> Your assignment
Scan the data, and whenever a line contains "true", copy it.

> Extracted information
+ + + + +

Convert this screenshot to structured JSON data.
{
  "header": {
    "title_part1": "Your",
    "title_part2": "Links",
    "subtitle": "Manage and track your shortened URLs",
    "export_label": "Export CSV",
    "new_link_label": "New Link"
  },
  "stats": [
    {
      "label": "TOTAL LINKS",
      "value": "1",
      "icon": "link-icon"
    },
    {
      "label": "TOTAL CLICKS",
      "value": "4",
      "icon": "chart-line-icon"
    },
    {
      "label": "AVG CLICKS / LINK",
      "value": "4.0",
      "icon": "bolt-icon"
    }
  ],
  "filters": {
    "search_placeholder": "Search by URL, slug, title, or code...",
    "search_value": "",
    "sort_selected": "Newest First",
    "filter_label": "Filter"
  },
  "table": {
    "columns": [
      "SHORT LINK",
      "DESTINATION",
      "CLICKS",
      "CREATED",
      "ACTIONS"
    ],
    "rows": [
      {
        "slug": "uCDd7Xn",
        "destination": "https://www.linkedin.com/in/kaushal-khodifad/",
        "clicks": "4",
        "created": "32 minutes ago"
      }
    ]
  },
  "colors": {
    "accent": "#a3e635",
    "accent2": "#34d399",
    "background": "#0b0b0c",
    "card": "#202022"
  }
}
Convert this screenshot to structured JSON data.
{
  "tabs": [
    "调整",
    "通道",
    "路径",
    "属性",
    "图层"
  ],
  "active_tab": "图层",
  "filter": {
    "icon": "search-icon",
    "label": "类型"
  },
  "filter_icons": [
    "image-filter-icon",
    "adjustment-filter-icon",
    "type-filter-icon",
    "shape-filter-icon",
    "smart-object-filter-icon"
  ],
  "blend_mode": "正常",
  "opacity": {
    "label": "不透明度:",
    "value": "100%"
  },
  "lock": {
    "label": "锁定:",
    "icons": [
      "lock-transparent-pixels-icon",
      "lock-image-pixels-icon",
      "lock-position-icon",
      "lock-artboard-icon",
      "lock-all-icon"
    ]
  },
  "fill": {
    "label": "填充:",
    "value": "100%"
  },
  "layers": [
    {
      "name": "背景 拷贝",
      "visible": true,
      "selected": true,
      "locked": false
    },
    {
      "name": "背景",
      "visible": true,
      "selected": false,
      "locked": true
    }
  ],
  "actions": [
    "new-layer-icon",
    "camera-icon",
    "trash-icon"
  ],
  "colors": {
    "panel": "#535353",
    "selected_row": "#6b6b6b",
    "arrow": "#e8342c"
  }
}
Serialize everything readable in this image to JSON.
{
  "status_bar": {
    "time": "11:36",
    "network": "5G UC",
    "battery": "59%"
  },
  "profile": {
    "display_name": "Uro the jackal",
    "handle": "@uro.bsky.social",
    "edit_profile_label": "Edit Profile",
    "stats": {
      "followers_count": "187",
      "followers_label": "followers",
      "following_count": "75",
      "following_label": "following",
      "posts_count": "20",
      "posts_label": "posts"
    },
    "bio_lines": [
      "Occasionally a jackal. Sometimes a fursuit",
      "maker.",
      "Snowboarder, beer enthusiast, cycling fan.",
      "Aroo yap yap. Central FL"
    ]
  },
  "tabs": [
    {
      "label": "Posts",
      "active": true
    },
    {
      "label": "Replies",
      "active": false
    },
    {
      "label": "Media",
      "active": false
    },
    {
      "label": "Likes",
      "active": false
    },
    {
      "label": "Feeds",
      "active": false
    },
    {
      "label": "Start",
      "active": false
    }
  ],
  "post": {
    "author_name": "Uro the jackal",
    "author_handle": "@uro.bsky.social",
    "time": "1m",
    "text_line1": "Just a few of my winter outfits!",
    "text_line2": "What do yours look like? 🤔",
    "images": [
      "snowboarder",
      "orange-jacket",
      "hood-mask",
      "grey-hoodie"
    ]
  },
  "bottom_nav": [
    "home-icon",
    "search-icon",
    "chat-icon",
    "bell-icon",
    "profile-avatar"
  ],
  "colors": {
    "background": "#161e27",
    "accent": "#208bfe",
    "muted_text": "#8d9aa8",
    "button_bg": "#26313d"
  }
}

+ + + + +

> Task answer
      "visible": true,
      "selected": true,
      "visible": true,
      "locked": true
      "active": true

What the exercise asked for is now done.